photo of superintendent Dr. David Daigneault

Superintendent's Message

A Bunch of Little Families


Recently, several administrators and I watched a new video about Grenada Elementary School, produced by our communications department. When the video ended, one viewer said what many of us were thinking. "That makes me want to go back to elementary school." It's probably not a thought you've had very often. But if you spend much time with the kids and staff at Grenada Elementary, you'll understand that impulse. The video reflects what we see at GES all the time. The administrators are positive and complimentary of their staff and students. The teachers are excited about the unique teaching methods they've employed to inspire the students.

And the kids, well … their pride, excitement, and glowing expressions say it all.

Several teachers and principals appear in the video to tell the story of Grenada Elementary. Their words reminded me that — through all the planning, number-crunching, and fine-tuning of our district's innovation planning — it's the teachers who are out there on the front lines every day, fulfilling that vision. They work instinctively to make these kids successful, and our district flourishes from their efforts.

GES has shown remarkable versatility in working with children according to their needs. Some kids thrive in traditional, single-age classroom settings, where they advance from one teacher to the next through multiple grades.

Other kids need a more familiar surrounding. Our looping teachers have the same students for successive years, which provides them a friendly, familiar face and establishes a routine that allows for faster progress. Finally, a multi-age classroom combines kindergarten and first-grade students. Teachers have witnessed both groups excel from interacting with each other. The older students mature faster as they take on the responsibility of helping teach the younger children, who are encouraged to excel like the older kids.

The district-wide expansion of technology can be seen at GES through the use of in-class computers and the popularity of the iReady program. This computer-based curriculum creates tailored lesson plans that challenge students at their individual skill level. That means slower students don't get lost, and more advanced students don't grow bored. The encouraging scores reflect a phenomenal level of growth in students who are capable of working beyond their grade level.

Last year we started to implement our Project Lead the Way emphasis into the kindergarten and first grade. Within the next couple of years, the program will be embedded in every class at GES, preparing students to excel in STEM (Science, Technology, Engineering, Math) so that they can help meet the critical national demand for young people fluent in the modern sciences.

Some of GES's greatest strengths lie outside the traditional classroom. Meg Wood, the K-1 music teacher, cited studies that prove music helps the brain develop. Meanwhile, her popular plays and musicals, which involve every child in K-1, encourages creativity and self-confidence at at a critical point in these kids' development.

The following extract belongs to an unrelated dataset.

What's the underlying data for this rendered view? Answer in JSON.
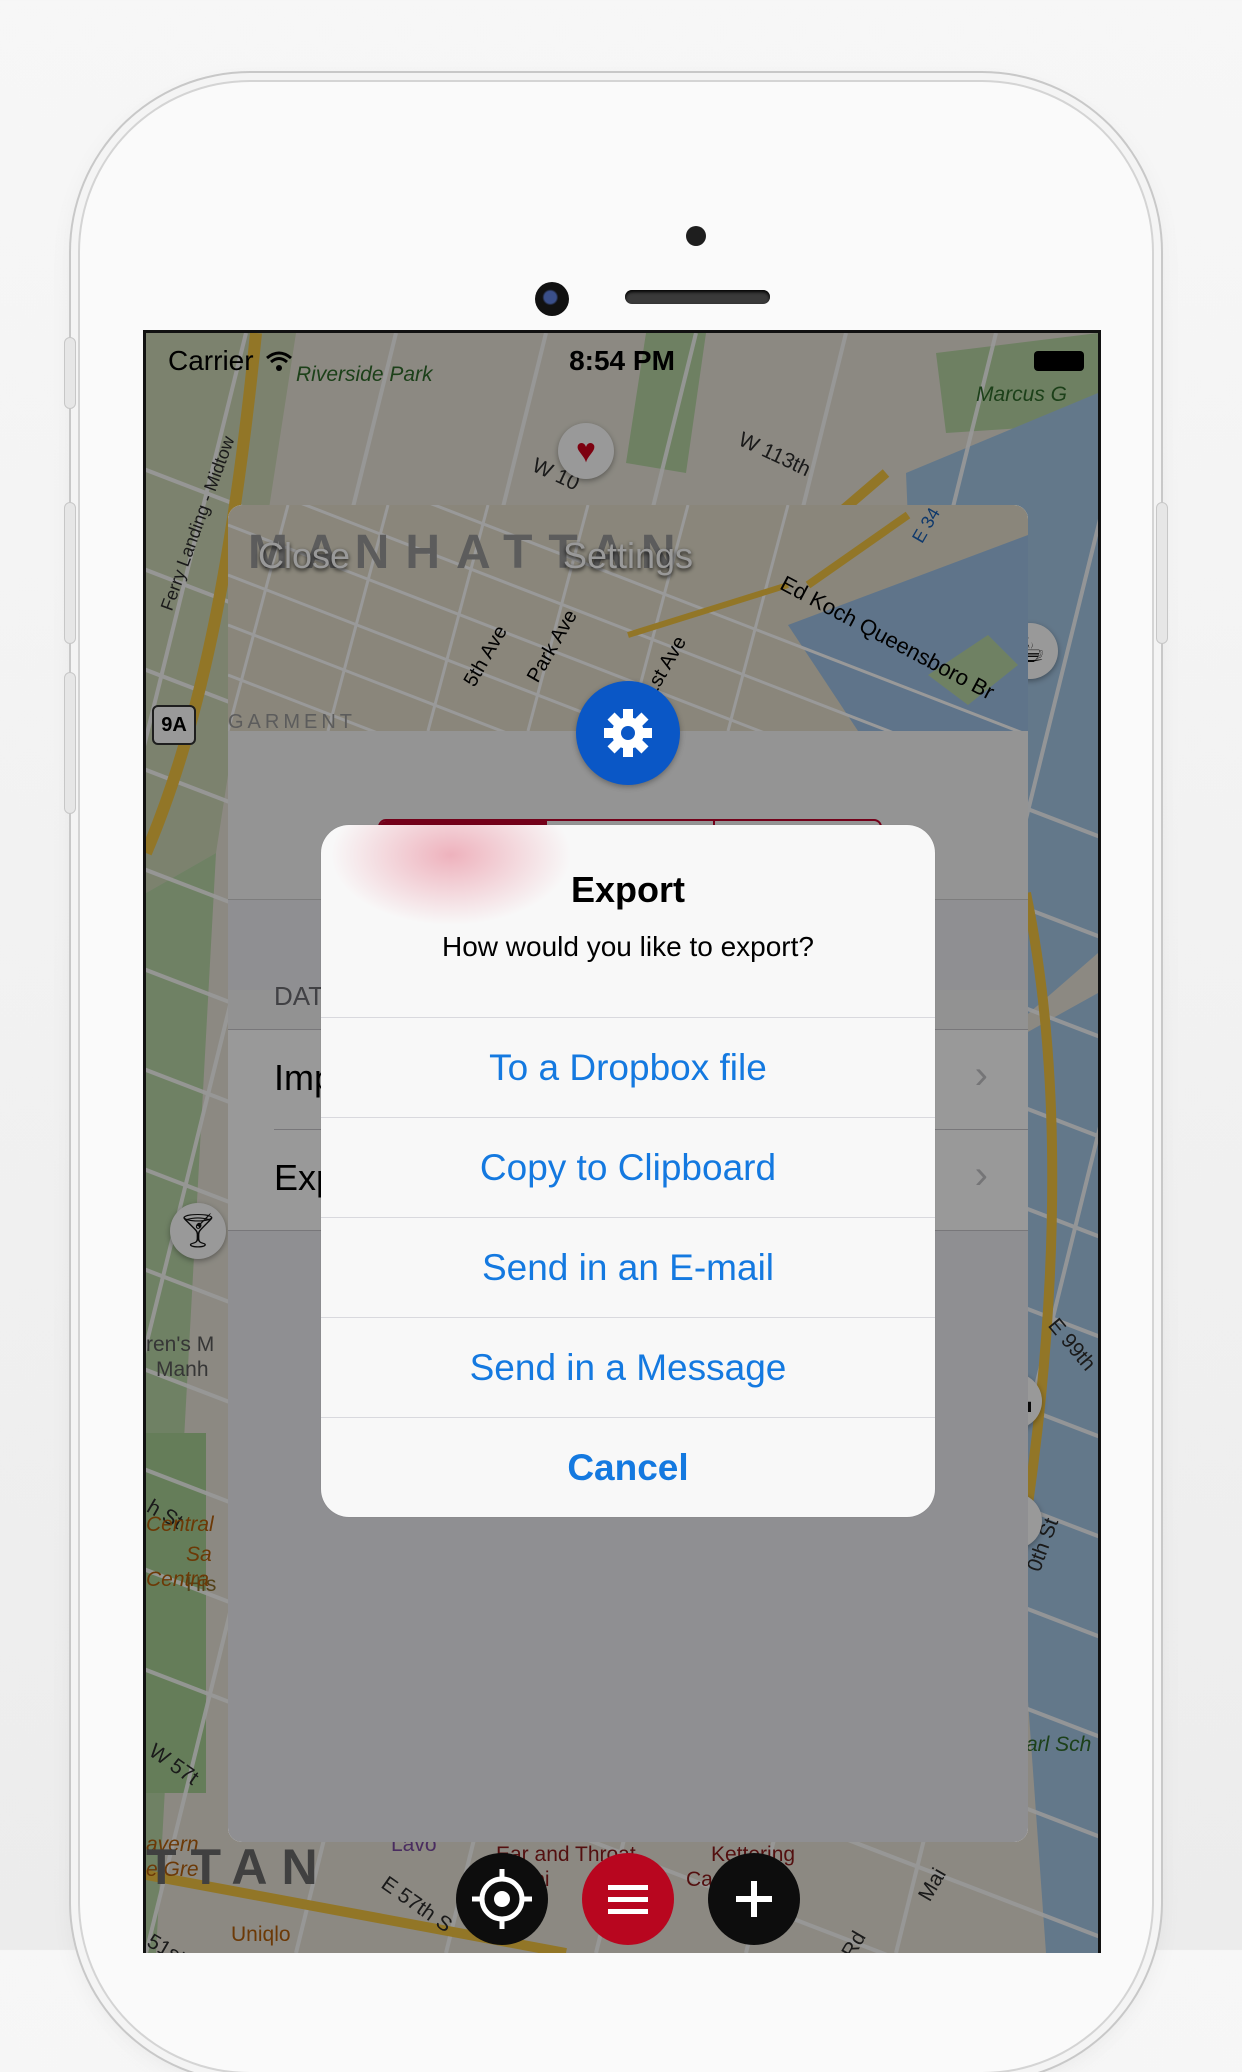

Likewise, the hands-on learning that happens at the Kidzeum, in the advanced LEAP classes, and throughout the school indicates a commitment to non-traditional learning. Phyllis Chism, a K-1 looping teacher and 2016 GSD Teacher of the Year, says the difference is motivating the children. "If you walk into our classroom, you'll see children moving," she says. "You'll see them talking, you'll see them standing up. If they're moving, they're learning."

Perhaps the most striking quality on display at Grenada Elementary isn't new or innovative at all. It's just inherently good and right.

It's the obvious love these teachers have for their students.

Our K-1 multi-age teacher, Polly Oakes, says it best: "I promise our parents that we will treat these children as if they're our children…. We're a big school, but once you get inside, it's like a bunch of little families together."

Take ten minutes and watch this Grenada Elementary School video for yourself. It can be found at our YouTube channel, "Grenada Schools Presents" — http://bit. ly/GSpresents